Wholesale gasoline costs slid across the country’s major metropolitan markets ahead of the final week of October, falling amid a year-on-year supply surplus and tepid demand. The decline has been limited however, displaying uncommon contra-seasonal strength despite the weak state of fundamentals, propped up by a slumping U.S. dollar.
The weaker U.S. dollar has revved up inflation in gasoline prices, holding the U.S. average price for regular grade gasoline at a better than five-month high at $2.834 gallon as of Oct. 18 according to the Energy Information Administration (EIA). Posting a high in the fourth quarter, with the Oct. 18 average just 7.1 cents below the May 10 18-month high is certainly unusual for gasoline, which is typically in a downtrend this time of year.

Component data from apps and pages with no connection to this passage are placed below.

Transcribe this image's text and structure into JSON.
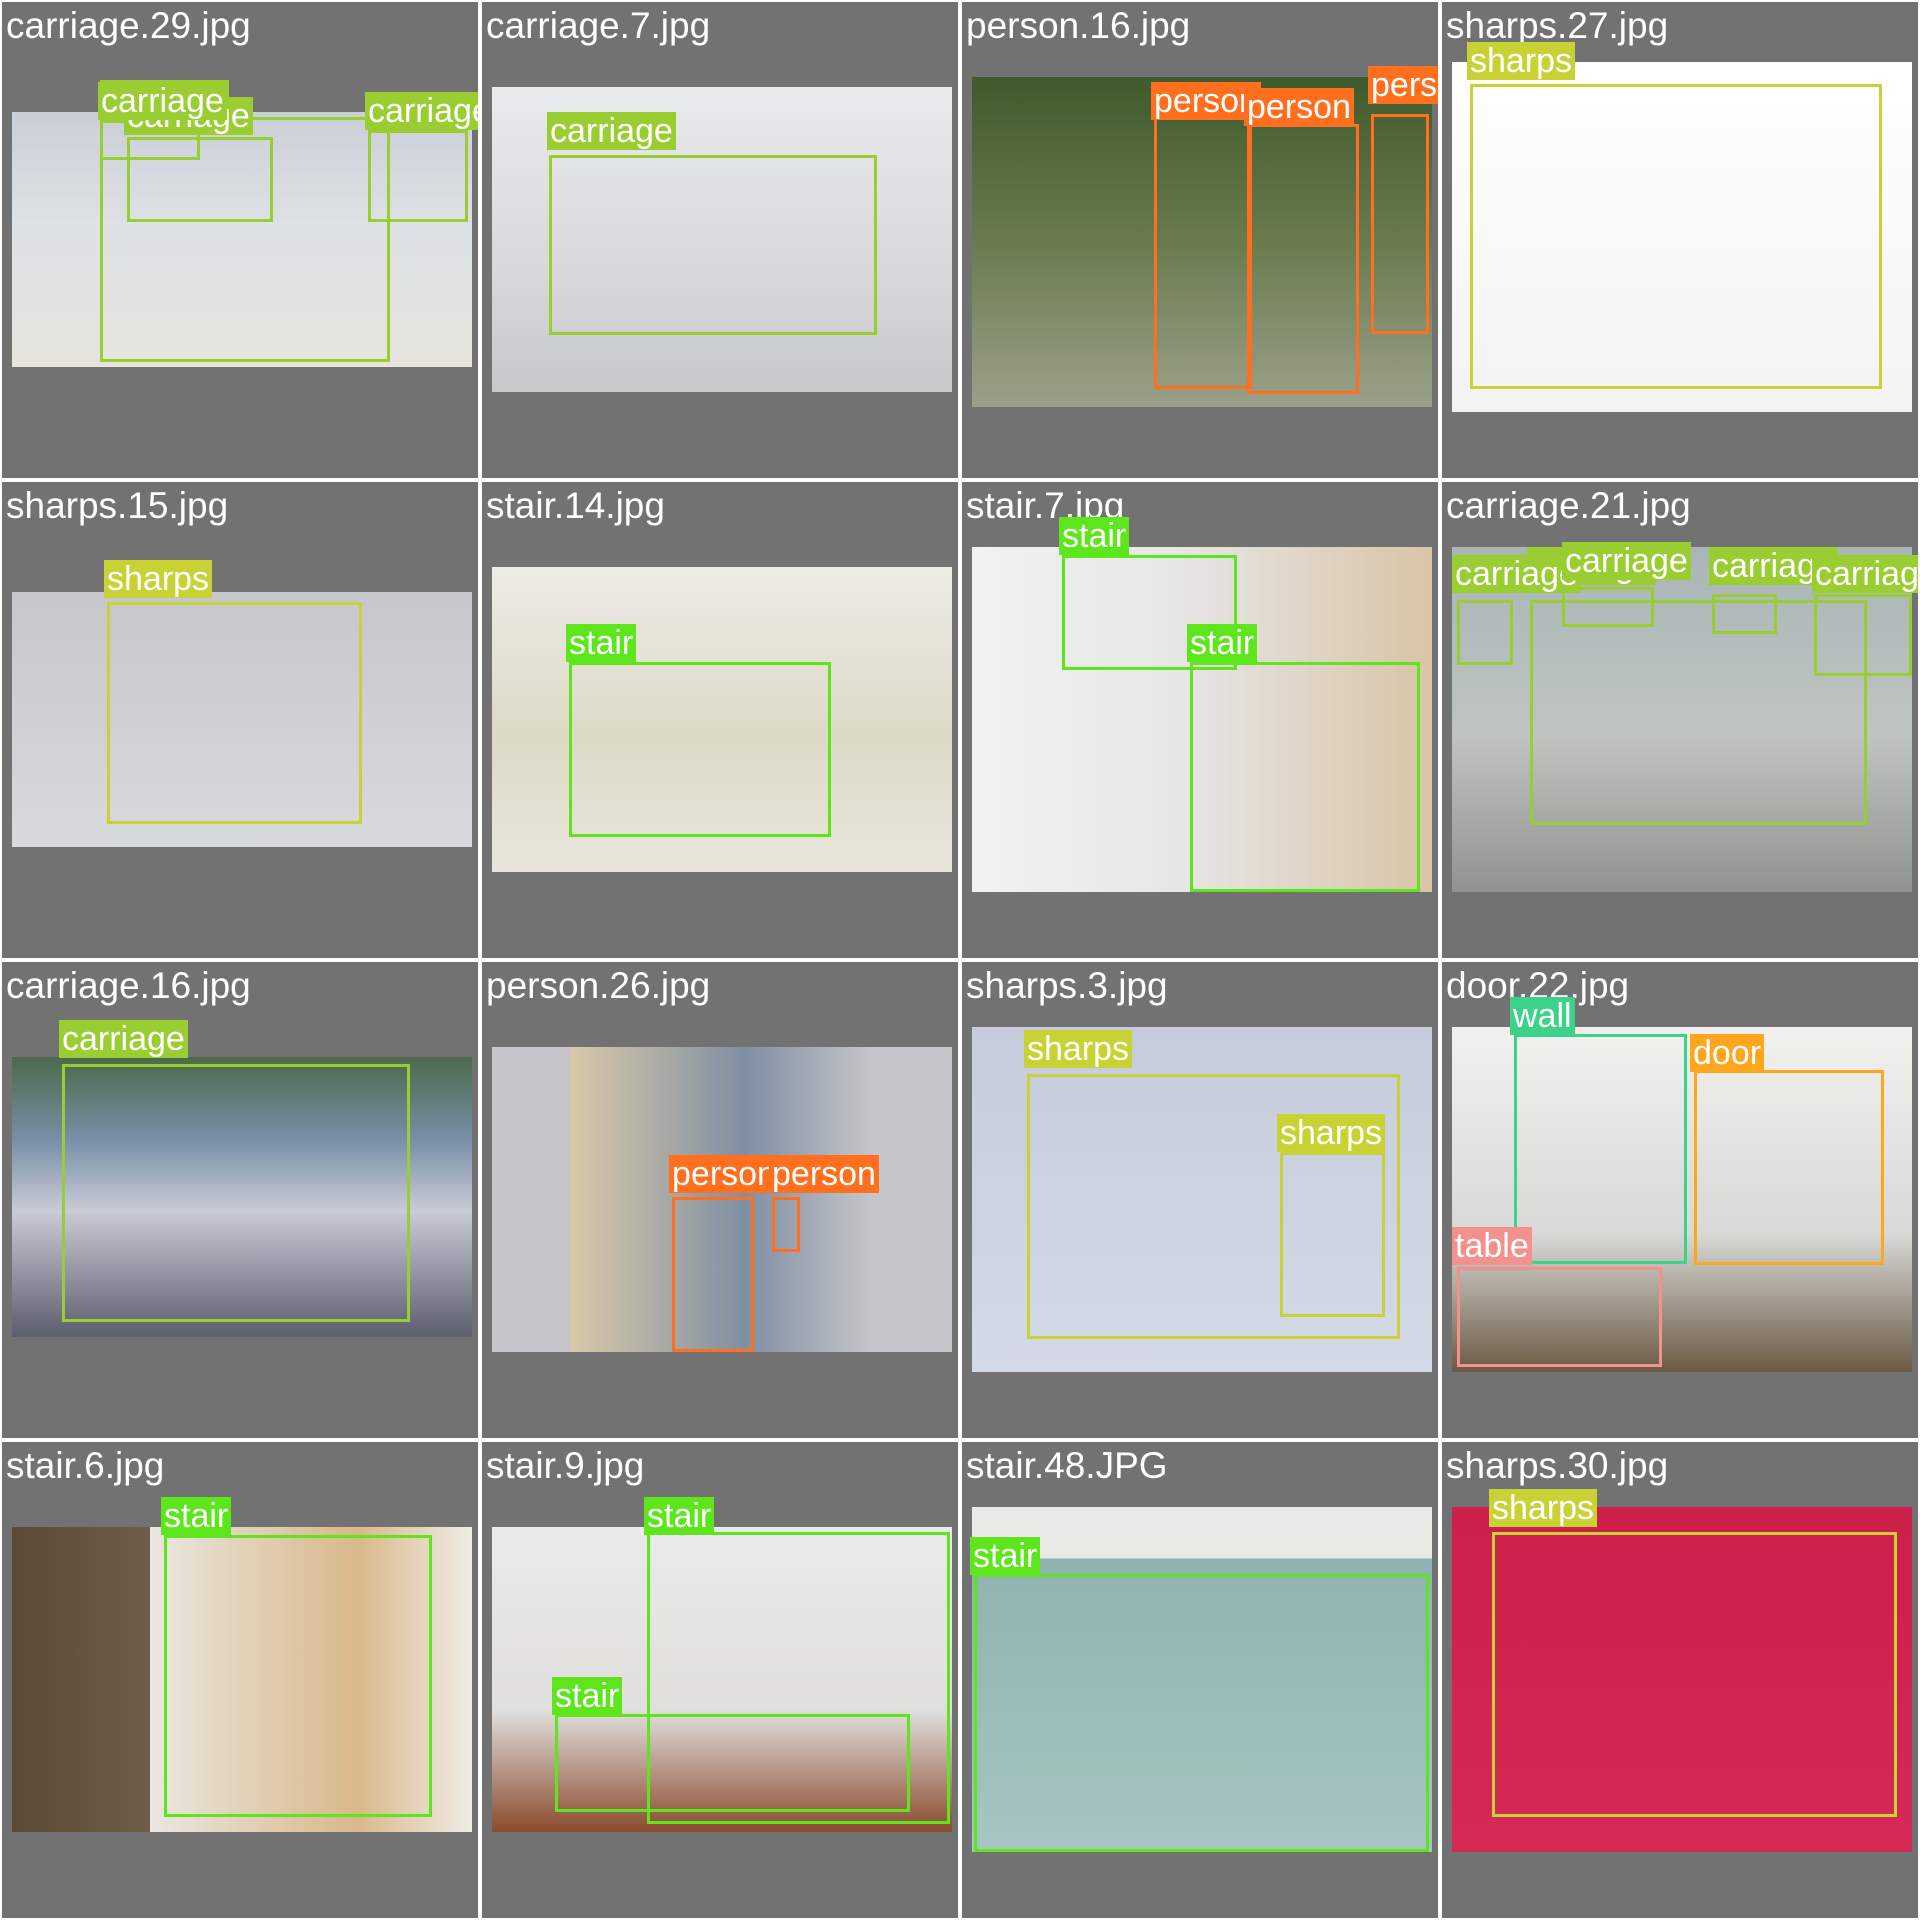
{
  "colors": {
    "carriage": "#9acd32",
    "person": "#ff6f1e",
    "sharps": "#c8d235",
    "stair": "#5de61c",
    "wall": "#3cd28a",
    "door": "#ffa51e",
    "table": "#f3918e"
  },
  "tiles": [
    {
      "filename": "carriage.29.jpg",
      "labels": [
        "carriage",
        "carriage",
        "carriage",
        "carriage"
      ]
    },
    {
      "filename": "carriage.7.jpg",
      "labels": [
        "carriage"
      ]
    },
    {
      "filename": "person.16.jpg",
      "labels": [
        "person",
        "person",
        "person"
      ]
    },
    {
      "filename": "sharps.27.jpg",
      "labels": [
        "sharps"
      ]
    },
    {
      "filename": "sharps.15.jpg",
      "labels": [
        "sharps"
      ]
    },
    {
      "filename": "stair.14.jpg",
      "labels": [
        "stair"
      ]
    },
    {
      "filename": "stair.7.jpg",
      "labels": [
        "stair",
        "stair"
      ]
    },
    {
      "filename": "carriage.21.jpg",
      "labels": [
        "carriage",
        "carriage",
        "carriage",
        "carriage",
        "carriage"
      ]
    },
    {
      "filename": "carriage.16.jpg",
      "labels": [
        "carriage"
      ]
    },
    {
      "filename": "person.26.jpg",
      "labels": [
        "person",
        "person"
      ]
    },
    {
      "filename": "sharps.3.jpg",
      "labels": [
        "sharps",
        "sharps"
      ]
    },
    {
      "filename": "door.22.jpg",
      "labels": [
        "wall",
        "door",
        "table"
      ]
    },
    {
      "filename": "stair.6.jpg",
      "labels": [
        "stair"
      ]
    },
    {
      "filename": "stair.9.jpg",
      "labels": [
        "stair",
        "stair"
      ]
    },
    {
      "filename": "stair.48.JPG",
      "labels": [
        "stair"
      ]
    },
    {
      "filename": "sharps.30.jpg",
      "labels": [
        "sharps"
      ]
    }
  ]
}
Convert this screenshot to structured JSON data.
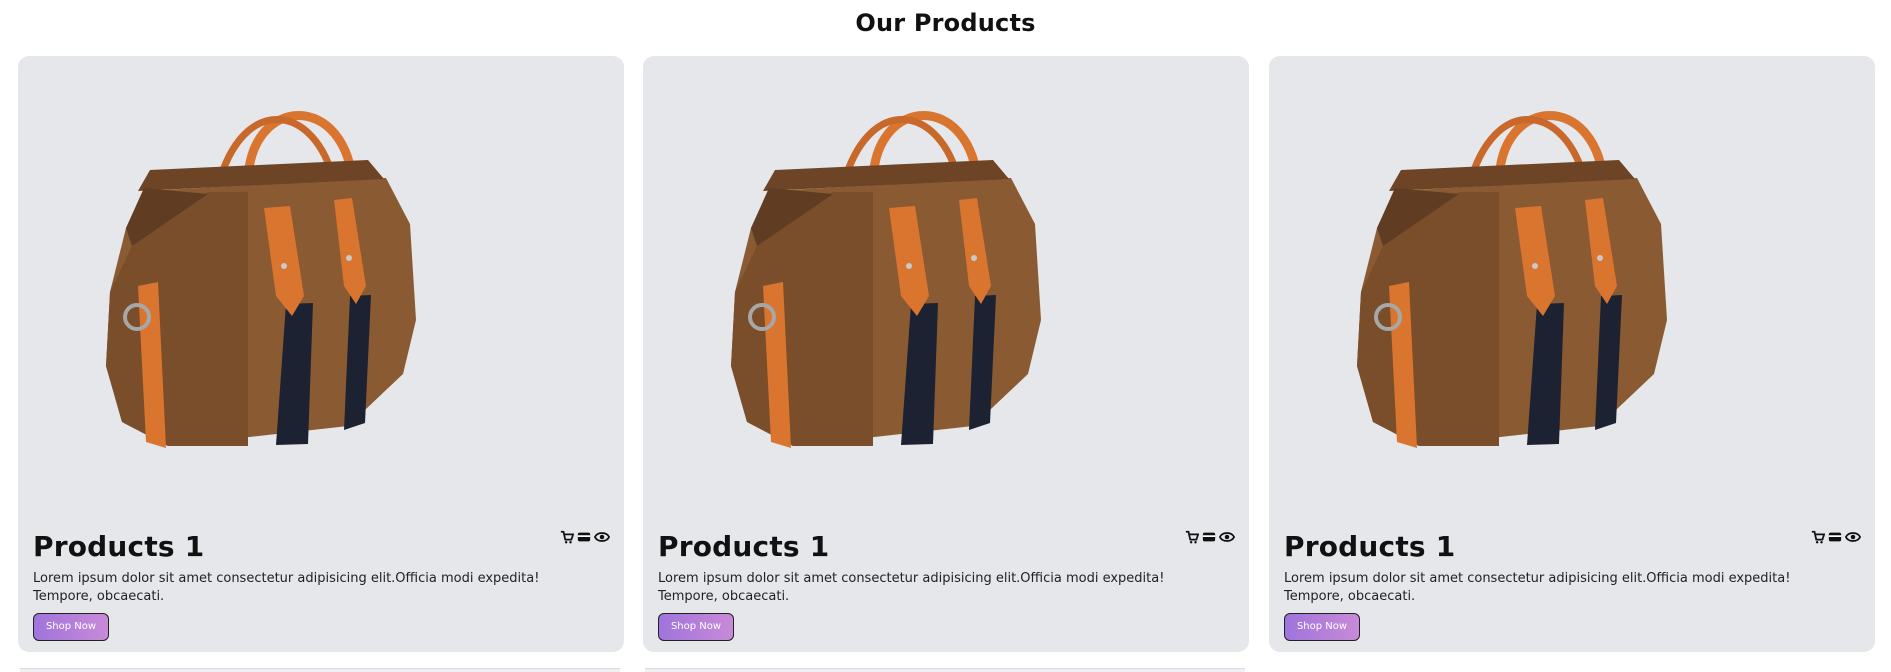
{
  "page": {
    "title": "Our Products"
  },
  "products": [
    {
      "title": "Products 1",
      "description": "Lorem ipsum dolor sit amet consectetur adipisicing elit.Officia modi expedita! Tempore, obcaecati.",
      "button_label": "Shop Now",
      "image": "brown-duffel-bag",
      "icons": [
        "cart-icon",
        "credit-card-icon",
        "eye-icon"
      ]
    },
    {
      "title": "Products 1",
      "description": "Lorem ipsum dolor sit amet consectetur adipisicing elit.Officia modi expedita! Tempore, obcaecati.",
      "button_label": "Shop Now",
      "image": "brown-duffel-bag",
      "icons": [
        "cart-icon",
        "credit-card-icon",
        "eye-icon"
      ]
    },
    {
      "title": "Products 1",
      "description": "Lorem ipsum dolor sit amet consectetur adipisicing elit.Officia modi expedita! Tempore, obcaecati.",
      "button_label": "Shop Now",
      "image": "brown-duffel-bag",
      "icons": [
        "cart-icon",
        "credit-card-icon",
        "eye-icon"
      ]
    }
  ],
  "colors": {
    "card_background": "#e5e7eb",
    "button_gradient_start": "#9f74dc",
    "button_gradient_end": "#c88ad8",
    "bag_brown": "#8a5a32",
    "strap_orange": "#d9752f",
    "stripe_navy": "#1d2233"
  }
}
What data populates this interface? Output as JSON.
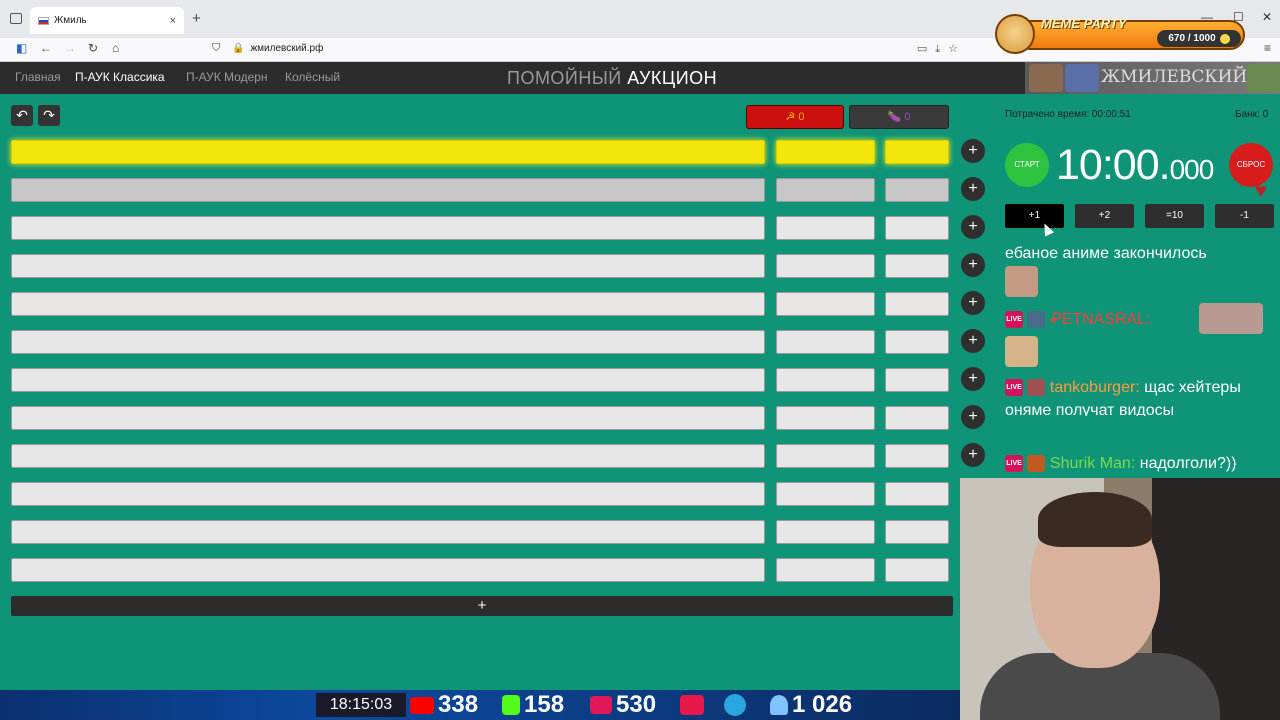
{
  "browser": {
    "tab_title": "Жмиль",
    "tab_close": "×",
    "new_tab": "+",
    "url": "жмилевский.рф",
    "window_minimize": "—",
    "window_maximize": "☐",
    "window_close": "✕"
  },
  "overlay_meme": {
    "label": "MEME PARTY",
    "progress_text": "670 / 1000",
    "progress_value": 670,
    "progress_max": 1000
  },
  "nav": {
    "items": [
      "Главная",
      "П-АУК Классика",
      "П-АУК Модерн",
      "Колёсный"
    ],
    "active_index": 1
  },
  "title": {
    "part1": "ПОМОЙНЫЙ",
    "part2": "АУКЦИОН"
  },
  "logo_text": "ЖМИЛЕВСКИЙ.РФ",
  "toolbar": {
    "undo_glyph": "↶",
    "redo_glyph": "↷",
    "counter_red": "☭ 0",
    "counter_purple": "🍆 0"
  },
  "lots": {
    "row_count": 12,
    "plus_rows": 9,
    "plus_glyph": "+",
    "add_glyph": "+"
  },
  "right": {
    "spent_label": "Потрачено время: 00:00:51",
    "bank_label": "Банк: 0",
    "start_label": "СТАРТ",
    "reset_label": "СБРОС",
    "timer_main": "10:00.",
    "timer_ms": "000",
    "time_buttons": [
      "+1",
      "+2",
      "=10",
      "-1"
    ]
  },
  "chat": {
    "msg1_text": "ебаное аниме закончилось",
    "msg2_user": "ꝒETNASRAL:",
    "msg3_user": "tankoburger:",
    "msg3_text": "щас хейтеры оняме получат видосы",
    "msg4_user": "Shurik Man:",
    "msg4_text": "надолголи?))",
    "live_badge": "LIVE"
  },
  "stream_bar": {
    "clock": "18:15:03",
    "youtube_count": "338",
    "kick_count": "158",
    "live_count": "530",
    "total_count": "1 026"
  },
  "colors": {
    "page_bg": "#0f9478",
    "leader_yellow": "#f2e60d",
    "nav_bg": "#2c2c2c",
    "start_green": "#2ec23f",
    "reset_red": "#d81c1c"
  }
}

“Higher prices seem to be hurting demand,” said Peter Beutel, long-time analyst and president of Cameron Hanover, a New Canaan, Conn.-based risk management firm for fuel buyers and sellers.
Preliminary EIA data shows gasoline demand up a modest 0.3 percent from Jan. 1 through Oct. 15 compared with the same timeframe in 2009. The year-on-year growth in consumption is waning however. In fact, the EIA shows gasoline demand for the four-week period through Oct. 15 down 1.4% against the comparable year-ago period. Meanwhile, national gasoline supply is 6% higher than last year.
View DTN’s Weekly and Historical Gasoline Price Index.
While noted in this column ad nauseam, high prices and high unemployment have historically kept a chokehold on gasoline consumption, with the correlation again proving to be true. And while gasoline costs should inch lower, the prospect of a price collapse doesn’t appear to be in the cards considering the Federal Reserve’s intention of increasing the US dollar’s circulation, thereby weakening the greenback’s value.
About the Author
Brian L. Milne is the Refined Fuels Editor for Telvent DTN-a leading business-to-business provider of real-time commodity information services. Milne has been focused on the energy industry for more than 14 years as an analyst, journalist and editor. He can be reached at firstname.lastname@example.org.